Was there ever a Model T made with a HARD top as in a steel top as opposed to fabric?
"California Top" was one a few an era accessory kits to transform a Touring into a "Hardtop".
If there were any all-steel Califunny Tops I'm unaware of them. The ones I've seen were wood and fabric construction with a minimal amount of metal.
Yes, "California Tops" were fixed tops, but usually made of top material on a fixed "bow" frame. The fancier ones even had headliners. In '37 a guy named Carson started making very fancy ones, often put on "chopped" cars. I once worked on a '36 Ford trunk-back convertible sedan that was chopped in '37 and had a Carson Top with dome lights; reportedly Carson's 4th top. Second owner still owned it (the guy that had it chopped and topped!--but he's passed away many years ago).
So there were no "steel" hard top sedans produced by Ford factories.
Even the coupes and sedans didn't have steel tops.
John, I think our answers may be at cross-purposes to your question. Antique car body construction and types is a little foreign to folks accustomed to the latter-day concept of steel tops, "hard tops" if you will, as opposed to "convertibles".

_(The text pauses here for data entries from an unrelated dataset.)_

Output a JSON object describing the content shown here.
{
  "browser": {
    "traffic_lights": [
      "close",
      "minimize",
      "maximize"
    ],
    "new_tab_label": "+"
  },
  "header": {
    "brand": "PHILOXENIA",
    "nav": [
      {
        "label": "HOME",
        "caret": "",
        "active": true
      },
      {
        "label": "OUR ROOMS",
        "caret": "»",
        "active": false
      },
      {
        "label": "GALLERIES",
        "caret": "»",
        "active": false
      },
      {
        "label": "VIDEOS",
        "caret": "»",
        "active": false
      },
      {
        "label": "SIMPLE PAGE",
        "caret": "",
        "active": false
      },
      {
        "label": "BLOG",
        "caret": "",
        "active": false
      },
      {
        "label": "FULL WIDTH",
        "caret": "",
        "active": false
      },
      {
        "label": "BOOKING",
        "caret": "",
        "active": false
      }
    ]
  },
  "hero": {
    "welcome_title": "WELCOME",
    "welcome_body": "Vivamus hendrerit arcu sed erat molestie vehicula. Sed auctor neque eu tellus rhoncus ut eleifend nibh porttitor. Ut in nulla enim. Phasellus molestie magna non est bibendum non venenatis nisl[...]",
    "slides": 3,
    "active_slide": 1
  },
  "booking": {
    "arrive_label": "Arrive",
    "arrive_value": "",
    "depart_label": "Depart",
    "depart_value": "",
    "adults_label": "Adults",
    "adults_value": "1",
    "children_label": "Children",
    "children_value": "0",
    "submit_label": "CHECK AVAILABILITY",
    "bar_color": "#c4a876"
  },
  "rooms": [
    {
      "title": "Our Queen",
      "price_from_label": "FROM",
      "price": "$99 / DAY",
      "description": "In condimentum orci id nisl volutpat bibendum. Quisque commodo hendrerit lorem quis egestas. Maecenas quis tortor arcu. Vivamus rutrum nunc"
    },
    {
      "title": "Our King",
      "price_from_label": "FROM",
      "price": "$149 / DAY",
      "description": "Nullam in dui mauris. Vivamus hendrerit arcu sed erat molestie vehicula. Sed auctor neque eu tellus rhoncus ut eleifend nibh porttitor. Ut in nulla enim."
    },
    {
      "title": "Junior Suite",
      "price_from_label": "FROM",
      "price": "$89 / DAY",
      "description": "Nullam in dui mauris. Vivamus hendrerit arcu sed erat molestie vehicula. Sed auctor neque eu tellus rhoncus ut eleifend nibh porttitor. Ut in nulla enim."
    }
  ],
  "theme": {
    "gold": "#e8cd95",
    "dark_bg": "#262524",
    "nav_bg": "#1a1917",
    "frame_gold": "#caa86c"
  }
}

In the Model T era, the main distinction was between "open cars", that is, cars with folding fabric tops and no glass side-windows, and "closed cars". Model Ts were offered with coupe and sedan bodies, in different years, center-door, two-door and four-door sedans with fixed tops and glass side windows.
In the open car era, "convertibles" were designated as either "convertible coupes" or "convertible sedans", as they included glass side windows which would "convert" to a true closed car when the top was up. Open cars had to rely on side curtains which were snapped to fasteners on the top irons, held by rods inserted into the doors, kind of like pitching a pup tent for inclement weather.
Construction of the enclosed body types was wood frame with steel body panels, the top or "roof", if you will, was fabric over a wood frame, usually reinforced by wire mesh, and padded with a layer of batting. In fact, this was the method of construction for the tops of all enclosed cars regardless of make or price well into the mid-1930's. The reason being not that a full steel top couldn't be produced, but the body engineers of the time felt (rightly) that enclosing the occupants of an automobile under a "tin roof" in a blazing sun would only add to the discomfort of the drumming of such a large relatively flat panel subjected to the vibrations of a car in motion over varying road surfaces.
Most makes finally adopted an all-steel top by 1938, when "streamlined" body designs lent themselves to rounded, sort of "potato bug" shapes that made for tops with fairly deep compound curves, strengthening the top panel against oil-canning and drumming.
There, doubtless TMI . . . if so, I 'pologize.
How about the improved car?
Or was it still wood, chicken wire, and fabric covered?
Improved car roof:
"All Steel" meant that there was no structural body wood involved. Wood was still inserted for upholstery tacking and for the top material support.
I had a Tudor that I put a new roof on so I am familiar with that type of roof. I removed the "original" roof which was in surprisingly good shape but did need to be replaced as it did leak.
What prompted my original question was I had "heard" of a Model T sedan for sale that had a steel roof(top). I had never heard of that before so I brought my question to the experts here who have provided me with my answer.
I am trying to locate an original wooden top frame for a 27 coupe if anyone wants to part with it,, email firstname.lastname@example.org